Thousands of people thronged the streets of Lisbon to celebrate May Day on Wednesday (1 May) -- six days after the military coup which brought to power a military junta under General Antonio De Spinola.
Thousands of people thronged the streets of Lisbon to celebrate May Day on Wednesday (1 May) -- six days after the military coup which brought to power a military junta under General Antonio De Spinola. It was the first time in loving memory that May Day has been celebrated in Portugal.
General Spinola has published a programme, designed to restore political freedom, including general elections in which all shades of political opinion are to be represented.
May Day was celebrated in an ex???berant carnival mood. The few soldiers in evidence were given red carnations by the ecstatic crowds -- almost everybody else was also wearing them.
There was an enthusiastic response to a call by left-wing groups to make it a 'Red May Day'. People hung huge crimson drapes in front of their balconies. And Socialist groups -- many of them banned under the previous government of Dr. Marcello Caetano -- handed out Pamphlets.
The main rally of the day was staged by Labour unions at a football stadium near the centre of the city. Tens of thousands of workers were addressed by political figures, including Socialist leader Senhor Mario Soares.
The junta had warned against clashes between factions of right and left, but the day's celebrations passed off without violence.
SYNOPSIS: Six days after the military coup in Portugal which toppled Dr. Marcello Caetano and brought to power the military junta of General Spinola -- and on Wednesday thousands of people thronged the streets of Lisbon in an exuberant celebration of May Day. It was the first time in living memory that May Day had been celebrated as a national holiday in Portugal.
The enthusiastic scenes were a sign of the wide popular support for General Spinola. He has published a programme aimed at restoring political freedom, including the dismantling of the secret police and free elections in which all shades of political opinion are to be represented.
Many people decorated their balconies with crimson drapes, answering the call of left-wing groups to make this a 'Red May Day'.

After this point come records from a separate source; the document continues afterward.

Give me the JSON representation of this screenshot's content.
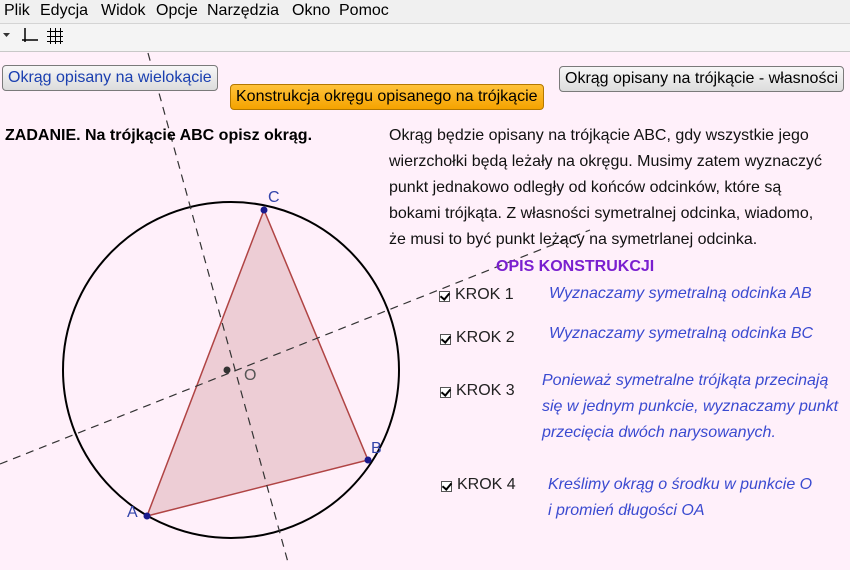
{
  "menu": [
    "Plik",
    "Edycja",
    "Widok",
    "Opcje",
    "Narzędzia",
    "Okno",
    "Pomoc"
  ],
  "toolbar": {
    "icons": [
      "dropdown-arrow-icon",
      "axes-icon",
      "grid-icon"
    ]
  },
  "buttons": {
    "polygon": "Okrąg opisany na wielokącie",
    "construction": "Konstrukcja okręgu opisanego na trójkącie",
    "properties": "Okrąg opisany na trójkącie - własności"
  },
  "task": "ZADANIE. Na trójkącie ABC opisz okrąg.",
  "description": [
    "Okrąg będzie opisany na trójkącie ABC, gdy wszystkie jego",
    "wierzchołki będą leżały na okręgu. Musimy zatem wyznaczyć",
    "punkt jednakowo odległy od końców odcinków, które są",
    "bokami trójkąta. Z własności symetralnej odcinka, wiadomo,",
    "że musi to być punkt leżący na symetrlanej odcinka."
  ],
  "opis_title": "OPIS KONSTRUKCJI",
  "steps": [
    {
      "label": "KROK 1",
      "checked": true,
      "text": [
        "Wyznaczamy symetralną odcinka AB"
      ]
    },
    {
      "label": "KROK 2",
      "checked": true,
      "text": [
        "Wyznaczamy symetralną odcinka BC"
      ]
    },
    {
      "label": "KROK 3",
      "checked": true,
      "text": [
        "Ponieważ symetralne trójkąta przecinają",
        "się w jednym punkcie, wyznaczamy punkt",
        "przecięcia dwóch narysowanych."
      ]
    },
    {
      "label": "KROK 4",
      "checked": true,
      "text": [
        "Kreślimy okrąg o środku w punkcie O",
        "i promień długości OA"
      ]
    }
  ],
  "points": {
    "A": "A",
    "B": "B",
    "C": "C",
    "O": "O"
  },
  "colors": {
    "triangle_fill": "#e8c4cc",
    "triangle_stroke": "#b04444",
    "point": "#1a1a8c",
    "label": "#3344aa",
    "center": "#333333"
  }
}
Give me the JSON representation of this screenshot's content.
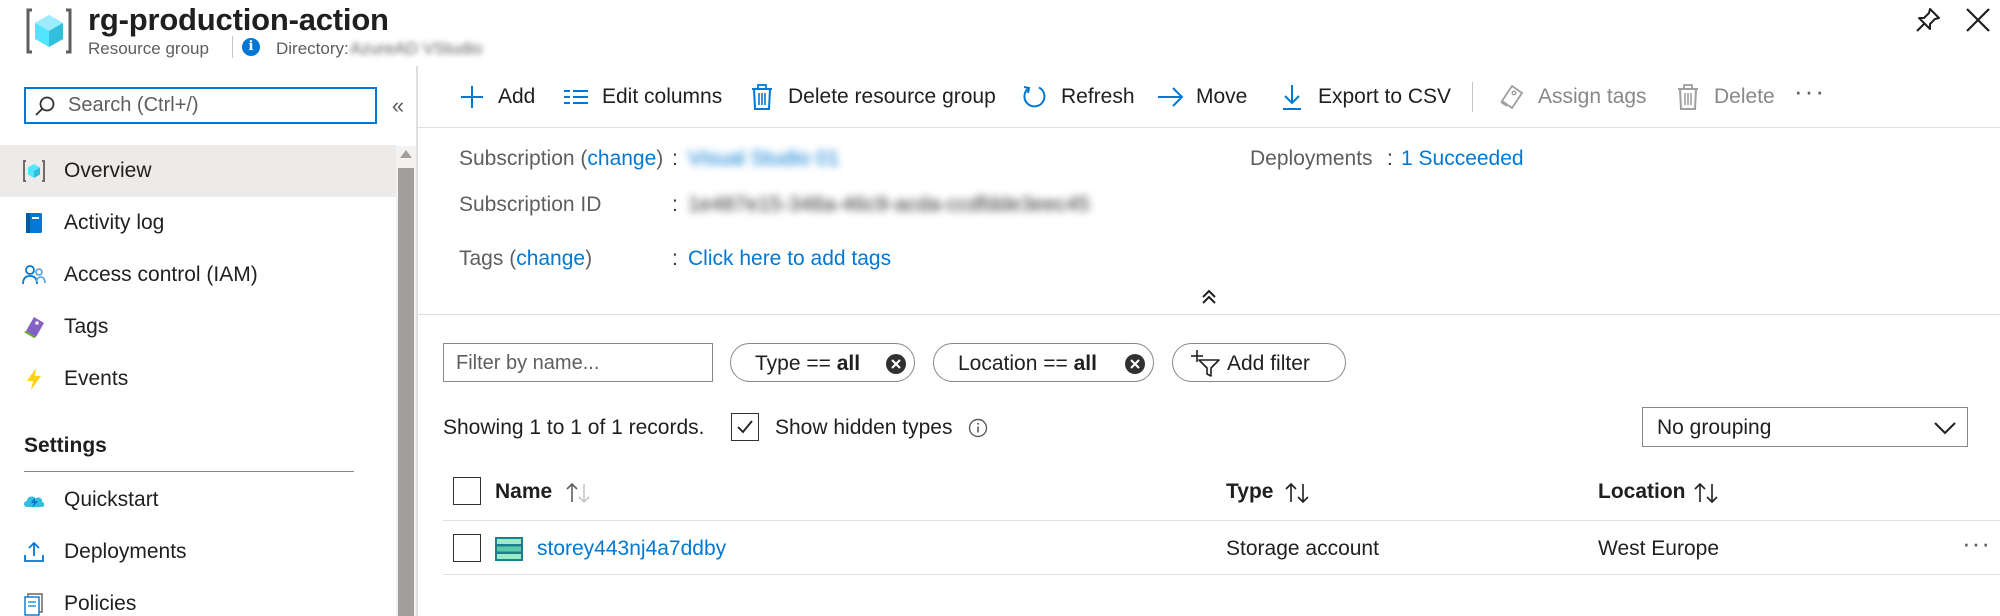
{
  "header": {
    "title": "rg-production-action",
    "subtitle": "Resource group",
    "directory_label": "Directory:",
    "directory_value": "AzureAD VStudio"
  },
  "sidebar": {
    "search_placeholder": "Search (Ctrl+/)",
    "collapse_glyph": "«",
    "items": [
      {
        "label": "Overview",
        "icon": "resource-group-icon",
        "selected": true
      },
      {
        "label": "Activity log",
        "icon": "activity-log-icon"
      },
      {
        "label": "Access control (IAM)",
        "icon": "people-icon"
      },
      {
        "label": "Tags",
        "icon": "tag-icon"
      },
      {
        "label": "Events",
        "icon": "lightning-icon"
      }
    ],
    "settings_title": "Settings",
    "settings_items": [
      {
        "label": "Quickstart",
        "icon": "cloud-icon"
      },
      {
        "label": "Deployments",
        "icon": "upload-icon"
      },
      {
        "label": "Policies",
        "icon": "policy-icon"
      }
    ]
  },
  "toolbar": {
    "add": "Add",
    "edit_columns": "Edit columns",
    "delete_rg": "Delete resource group",
    "refresh": "Refresh",
    "move": "Move",
    "export_csv": "Export to CSV",
    "assign_tags": "Assign tags",
    "delete": "Delete",
    "more": "···"
  },
  "essentials": {
    "subscription_label": "Subscription",
    "change": "change",
    "subscription_value": "Visual Studio 01",
    "subscription_id_label": "Subscription ID",
    "subscription_id_value": "1e487e15-348a-46c9-acda-ccdfdde3eec45",
    "tags_label": "Tags",
    "tags_value": "Click here to add tags",
    "deployments_label": "Deployments",
    "deployments_value": "1 Succeeded",
    "colon": ":"
  },
  "filters": {
    "name_placeholder": "Filter by name...",
    "type_prefix": "Type == ",
    "type_value": "all",
    "location_prefix": "Location == ",
    "location_value": "all",
    "add_filter": "Add filter"
  },
  "records": {
    "summary": "Showing 1 to 1 of 1 records.",
    "show_hidden": "Show hidden types",
    "show_hidden_checked": true,
    "grouping": "No grouping"
  },
  "table": {
    "columns": [
      "Name",
      "Type",
      "Location"
    ],
    "rows": [
      {
        "name": "storey443nj4a7ddby",
        "type": "Storage account",
        "location": "West Europe"
      }
    ],
    "row_more": "···"
  },
  "colors": {
    "accent": "#0078d4",
    "selected_bg": "#edebe9",
    "text": "#201f1e"
  }
}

Socialist groups -- which had been the main organisers of the May Day rallies -- distributed pamphlets. Many of them had been banned under the previous government. Their main point of difference with General Spinola is Portugal's Africa colonies; he envisages that they will gradually become autonomous states within a federation. Portugal's left wing is demanding complete independence now. The government had warned against clashes between right and left wing factions, but the day passed off without violent incident.
The largest rally was held at a football stadium near the city centre. Tens of thousands of workers attended.
The Socialist leader Senhor Mario Soares addressed them. He drew loud cheers when he said the previous Prime Minister -- Dr. Caetano -- should be put on trial.
Another speaker was the Communist party leader, Dr. Alvaro Cunhal, who has recently returned after fourteen years of exile.